The cover story of the April 13, 2009 issue of Newsweek (The End of Christian America by the magazine’s editor, Jon Meacham), talks about the ramifications of a study that showed that the percentage of self-identified Christians has fallen ten points in the last two decades. Meacham spotlighted Albert Mohler, the president of the Southern Baptist Theological Seminary and an outspoken proponent of American Calvinism. Meacham quotes Mohler’s online column, where he wrote, “A remarkable culture-shift has taken place around us. The most basic contours of American culture have been radically altered. The so-called Judeo-Christian consensus of the last millennium has given way to a post-modern, post-Christian, post-Western cultural crisis which threatens the very heart of our culture.”
However, the cover story of the March 23, 2009 issue of Time Magazine was about “10 Ideas Changing the World Right Now.” The Number 3 idea: “The New Calvinism.” David Van Biema writes about “the pioneering new-Calvinist John Piper of Minneapolis, Seattle's pugnacious Mark Driscoll and Albert Mohler, head of the Southern Seminary of the huge Southern Baptist Convention. The Calvinist-flavored ESV Study Bible sold out its first printing, and Reformed blogs like Between Two Worlds are among cyber-Christendom's hottest links.” Collin Hansen’s book Young, Restless, Reformed: A Journalist's Journey with the New Calvinists (following his cover story in Christianity Today) offers enough evidence to Time Magazine that Calvinism is making a comeback. And, of course, Albert Mohler is quoted in the Time article, boasting about the superiority of Calvinist Theology.
So, here we have a strange juxtaposition!

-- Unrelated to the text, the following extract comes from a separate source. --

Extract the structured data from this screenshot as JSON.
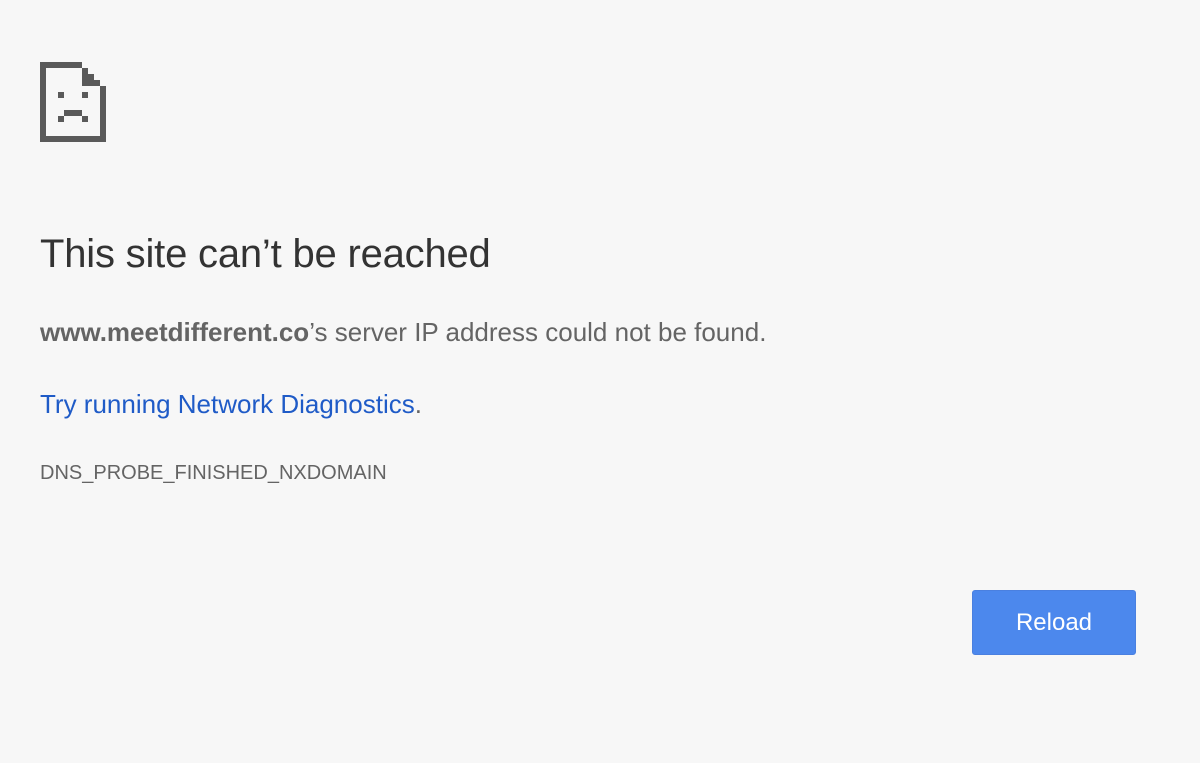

In the Newsweek article, Mohler (in his classic inflammatory fearful rhetoric) is rallying the Calvinist troops against the demise of Christian influence in American culture and the insidious godlessness that will destroy what many believe this to be: a “Christian Nation.” He told Meacham, “The post-Christian narrative is radically different; it offers spirituality, however defined, without binding authority. It is based on an understanding of history that presumes a less tolerant past and a more tolerant future, with the present as an important transitional step.”

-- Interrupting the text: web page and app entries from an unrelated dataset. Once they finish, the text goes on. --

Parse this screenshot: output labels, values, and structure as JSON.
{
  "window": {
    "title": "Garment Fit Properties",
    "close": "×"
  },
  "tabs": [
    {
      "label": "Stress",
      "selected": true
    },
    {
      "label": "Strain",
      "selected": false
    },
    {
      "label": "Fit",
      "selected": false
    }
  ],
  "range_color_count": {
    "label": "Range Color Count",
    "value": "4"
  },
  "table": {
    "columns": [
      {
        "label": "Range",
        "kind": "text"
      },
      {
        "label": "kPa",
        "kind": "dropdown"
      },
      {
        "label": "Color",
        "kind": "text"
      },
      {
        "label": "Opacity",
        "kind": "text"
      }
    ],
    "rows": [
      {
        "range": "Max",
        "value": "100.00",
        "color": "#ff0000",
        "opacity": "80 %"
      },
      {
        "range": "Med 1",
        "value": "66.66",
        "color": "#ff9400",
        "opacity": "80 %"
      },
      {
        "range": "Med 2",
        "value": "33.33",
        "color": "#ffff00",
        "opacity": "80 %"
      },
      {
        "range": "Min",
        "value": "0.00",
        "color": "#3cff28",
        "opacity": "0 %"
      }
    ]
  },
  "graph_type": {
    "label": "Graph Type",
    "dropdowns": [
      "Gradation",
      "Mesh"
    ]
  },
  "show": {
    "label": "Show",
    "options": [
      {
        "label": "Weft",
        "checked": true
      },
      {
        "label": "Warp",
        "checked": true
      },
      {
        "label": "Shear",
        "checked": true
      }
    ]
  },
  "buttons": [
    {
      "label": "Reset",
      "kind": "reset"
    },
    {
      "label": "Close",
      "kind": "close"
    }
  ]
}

In the Time article, Mohler is triumphantly touting his movement as one of the 10 great ideas that are changing the world. The reason? Mohler says, “The moment someone begins to define God's [being or actions] biblically, that person is drawn to conclusions that are traditionally classified as Calvinist.”
Here’s what’s happening as I see it.
As the nation is becoming more turned off by the Religious Right and by Christians who have narrowly defined Christianity as a set of beliefs that one must affirm in order to be “saved,” those that have been in this camp are rallying their troops against the enemies, and tightening the screws on their theology. This creates zealousness among its adherents, and actually grows the numbers. It looks like the next big thing.
But is it?
Perhaps it is the last dying gasp of a movement that has seen its time come and go. Or perhaps it is a signal that a mediating position is about to come to fruition, one that embraces the best that Calvinism has to offer but with humility, gentleness, and respect. Perhaps it is a signpost to a better way, one that comes as the swinging pendulum slows down and level heads and hearts begin to prevail.
We’ll explore these possibilities next.
- Which is it? “The End of Christian America” or the rise of “The New Calvinism?”
- Jon Meacham and Tim Keller discuss "The End of Christian America" on MSNBC
- Which is the new Calvinism? “Neo-Puritanism” or “Neo-Calvinism?”
- Neocalvinism: What is it? Is it different from the Calvinism of Albert Mohler?